Before the doomed feast, however, the book has a number of other delightful moments: Alice’s encounter with Humpty Dumpty, who explains very difficult things about language and meaning; a rather less enjoyable visit to Tweedledum and Tweedledee (I remember hating their crying and fighting about a rattle when I was a kid, and the years really have done nothing to improve that scene since); a rather unusual train ride; a rather snippy conversation with some very opinionated flowers; and a more languid moment with the White Knight, who recites the only poem Alice enjoys hearing in the entire book.
I was surprised to realize that Through the Looking Glass actually has fewer poems than did Alice in Wonderland, and unlike in the first book, all but one of the poems are originals, not parodies. The one parody is “The Aged Aged Man,” (or whatever you want to call it; the White Knight rattles off several different possible titles), a parody of Wordsworth’s “Resolution and Independence,” and, in my opinion, the weakest of the poems. Far more fun are “Jabberwocky,” a heroic battle poem filled with completely made up words, some of which later decided to become real words, and “The Walrus and the Carpenter,” unless, that is, you happen to be an oyster, in which case I can only advise you that “The Walrus and the Carpenter” is not safe for oysters.
I wanted to address one more thing before heading off to Sylvie and Bruno.
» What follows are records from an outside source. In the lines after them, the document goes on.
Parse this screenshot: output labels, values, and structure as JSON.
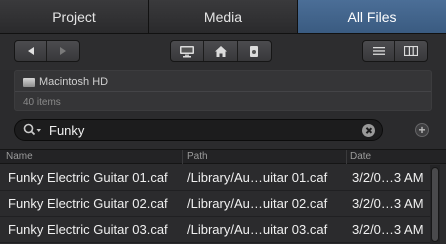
{
  "tabs": [
    {
      "label": "Project"
    },
    {
      "label": "Media"
    },
    {
      "label": "All Files"
    }
  ],
  "location": {
    "name": "Macintosh HD",
    "count": "40 items"
  },
  "search": {
    "query": "Funky"
  },
  "table": {
    "headers": {
      "name": "Name",
      "path": "Path",
      "date": "Date"
    },
    "rows": [
      {
        "name": "Funky Electric Guitar 01.caf",
        "path": "/Library/Au…uitar 01.caf",
        "date": "3/2/0…3 AM"
      },
      {
        "name": "Funky Electric Guitar 02.caf",
        "path": "/Library/Au…uitar 02.caf",
        "date": "3/2/0…3 AM"
      },
      {
        "name": "Funky Electric Guitar 03.caf",
        "path": "/Library/Au…uitar 03.caf",
        "date": "3/2/0…3 AM"
      }
    ]
  },
  "icons": {
    "back": "chevron-left-icon",
    "forward": "chevron-right-icon",
    "computer": "monitor-icon",
    "home": "home-icon",
    "documents": "document-icon",
    "list_view": "list-view-icon",
    "column_view": "column-view-icon"
  },
  "colors": {
    "active_tab": "#4a6d96",
    "background": "#2b2b2d"
  }
}
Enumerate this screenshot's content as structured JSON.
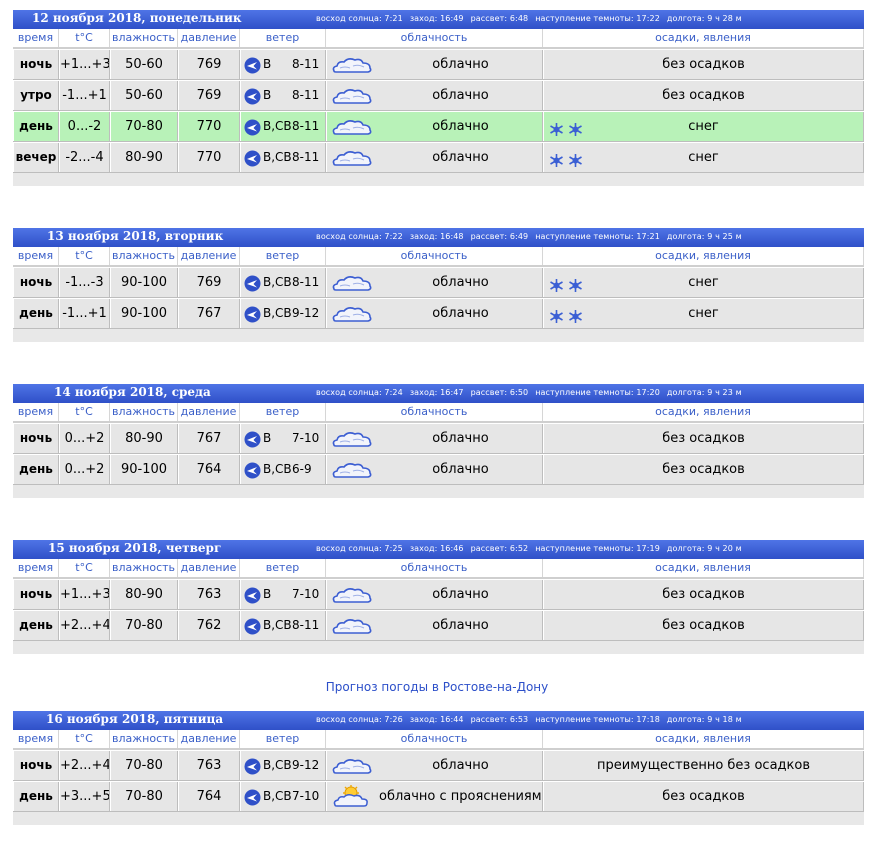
{
  "columns": {
    "time": "время",
    "temp": "t°C",
    "humidity": "влажность",
    "pressure": "давление",
    "wind": "ветер",
    "cloud": "облачность",
    "precip": "осадки, явления"
  },
  "icons": {
    "wind": "wind-direction-icon",
    "cloud": "cloudy-icon",
    "partly": "partly-cloudy-icon",
    "snow": "snowflake-icon"
  },
  "days": [
    {
      "title": "12 ноября 2018, понедельник",
      "sunrise": "восход солнца: 7:21",
      "sunset": "заход: 16:49",
      "dawn": "рассвет: 6:48",
      "dusk": "наступление темноты: 17:22",
      "length": "долгота: 9 ч 28 м",
      "rows": [
        {
          "tod": "ночь",
          "temp": "+1...+3",
          "hum": "50-60",
          "press": "769",
          "wdir": "В",
          "wspd": "8-11",
          "cloud": "облачно",
          "precip": "без осадков"
        },
        {
          "tod": "утро",
          "temp": "-1...+1",
          "hum": "50-60",
          "press": "769",
          "wdir": "В",
          "wspd": "8-11",
          "cloud": "облачно",
          "precip": "без осадков"
        },
        {
          "tod": "день",
          "temp": "0...-2",
          "hum": "70-80",
          "press": "770",
          "wdir": "В,СВ",
          "wspd": "8-11",
          "cloud": "облачно",
          "precip": "снег"
        },
        {
          "tod": "вечер",
          "temp": "-2...-4",
          "hum": "80-90",
          "press": "770",
          "wdir": "В,СВ",
          "wspd": "8-11",
          "cloud": "облачно",
          "precip": "снег"
        }
      ]
    },
    {
      "title": "13 ноября 2018, вторник",
      "sunrise": "восход солнца: 7:22",
      "sunset": "заход: 16:48",
      "dawn": "рассвет: 6:49",
      "dusk": "наступление темноты: 17:21",
      "length": "долгота: 9 ч 25 м",
      "rows": [
        {
          "tod": "ночь",
          "temp": "-1...-3",
          "hum": "90-100",
          "press": "769",
          "wdir": "В,СВ",
          "wspd": "8-11",
          "cloud": "облачно",
          "precip": "снег"
        },
        {
          "tod": "день",
          "temp": "-1...+1",
          "hum": "90-100",
          "press": "767",
          "wdir": "В,СВ",
          "wspd": "9-12",
          "cloud": "облачно",
          "precip": "снег"
        }
      ]
    },
    {
      "title": "14 ноября 2018, среда",
      "sunrise": "восход солнца: 7:24",
      "sunset": "заход: 16:47",
      "dawn": "рассвет: 6:50",
      "dusk": "наступление темноты: 17:20",
      "length": "долгота: 9 ч 23 м",
      "rows": [
        {
          "tod": "ночь",
          "temp": "0...+2",
          "hum": "80-90",
          "press": "767",
          "wdir": "В",
          "wspd": "7-10",
          "cloud": "облачно",
          "precip": "без осадков"
        },
        {
          "tod": "день",
          "temp": "0...+2",
          "hum": "90-100",
          "press": "764",
          "wdir": "В,СВ",
          "wspd": "6-9",
          "cloud": "облачно",
          "precip": "без осадков"
        }
      ]
    },
    {
      "title": "15 ноября 2018, четверг",
      "sunrise": "восход солнца: 7:25",
      "sunset": "заход: 16:46",
      "dawn": "рассвет: 6:52",
      "dusk": "наступление темноты: 17:19",
      "length": "долгота: 9 ч 20 м",
      "rows": [
        {
          "tod": "ночь",
          "temp": "+1...+3",
          "hum": "80-90",
          "press": "763",
          "wdir": "В",
          "wspd": "7-10",
          "cloud": "облачно",
          "precip": "без осадков"
        },
        {
          "tod": "день",
          "temp": "+2...+4",
          "hum": "70-80",
          "press": "762",
          "wdir": "В,СВ",
          "wspd": "8-11",
          "cloud": "облачно",
          "precip": "без осадков"
        }
      ]
    },
    {
      "title": "16 ноября 2018, пятница",
      "sunrise": "восход солнца: 7:26",
      "sunset": "заход: 16:44",
      "dawn": "рассвет: 6:53",
      "dusk": "наступление темноты: 17:18",
      "length": "долгота: 9 ч 18 м",
      "rows": [
        {
          "tod": "ночь",
          "temp": "+2...+4",
          "hum": "70-80",
          "press": "763",
          "wdir": "В,СВ",
          "wspd": "9-12",
          "cloud": "облачно",
          "precip": "преимущественно без осадков"
        },
        {
          "tod": "день",
          "temp": "+3...+5",
          "hum": "70-80",
          "press": "764",
          "wdir": "В,СВ",
          "wspd": "7-10",
          "cloud": "облачно с прояснениями",
          "precip": "без осадков"
        }
      ]
    }
  ],
  "link_text": "Прогноз погоды в Ростове-на-Дону",
  "colors": {
    "header": "#3a5fd8",
    "highlight": "#b8f2b8",
    "row": "#e6e6e6",
    "link": "#2c4fc9"
  }
}
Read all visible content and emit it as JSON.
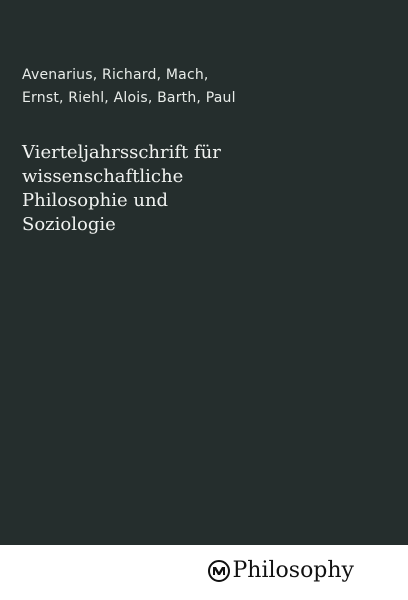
{
  "book": {
    "authors": [
      "Avenarius, Richard, Mach,",
      "Ernst, Riehl, Alois, Barth, Paul"
    ],
    "title": [
      "Vierteljahrsschrift für",
      "wissenschaftliche",
      "Philosophie und",
      "Soziologie"
    ]
  },
  "publisher": {
    "logo_icon": "mv-logo-icon",
    "name": "Philosophy"
  },
  "colors": {
    "panel": "#252e2d",
    "background": "#ffffff",
    "cover_text": "#f1f3f1",
    "publisher_text": "#111111"
  }
}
In this series of posts we’ve talked a lot about children heading off to fairylands and other worlds, sometimes to return, sometimes not, sometimes forgetting, sometimes remembering.
Here, Alice is unusual: she remembers, quite clearly, but she expresses no wish to return to either Wonderland or Through the Looking Glass, even though she never hesitates to step through the glass in this book. That’s understandable, certainly, given that her experiences in both were not entirely universally pleasant, but also odd given the books which were to follow Alice and draw upon it, exploring the reactions of children brought to magical lands, who are allowed to remember their adventures afterwards.
In particular, contrast Oz, where Dorothy eventually becomes part of the ruling class structure; Mary Poppins, where the children are willing to put up with emotional abuse for the delight of being with Mary Poppins, and beg her to come back; Narnia, where the kids sit around and talk desperately about trying to get back to Narnia, for all of their frequent misery there, and eventually die to get there; and Harry Potter, who spends every summer thinking longingly of Hogwarts. Granted, all of these places are, in their books, quite quite real, and Wonderland and Through the Looking Glass are only dreams—unless, indeed, Alice is only a dream of the Red King, in which case our world, and Alice, are not at all real, and we will exist only until the Red King wakes up.
But I can’t help thinking that all of those writers reacted to their own wish that Alice could have returned to Wonderland or Through the Looking Glass, and told us more about those lands and the curious and verbose creatures that lived there. Instead, Carroll took us to Sylvie and Bruno.
Mari Ness lives in central Florida.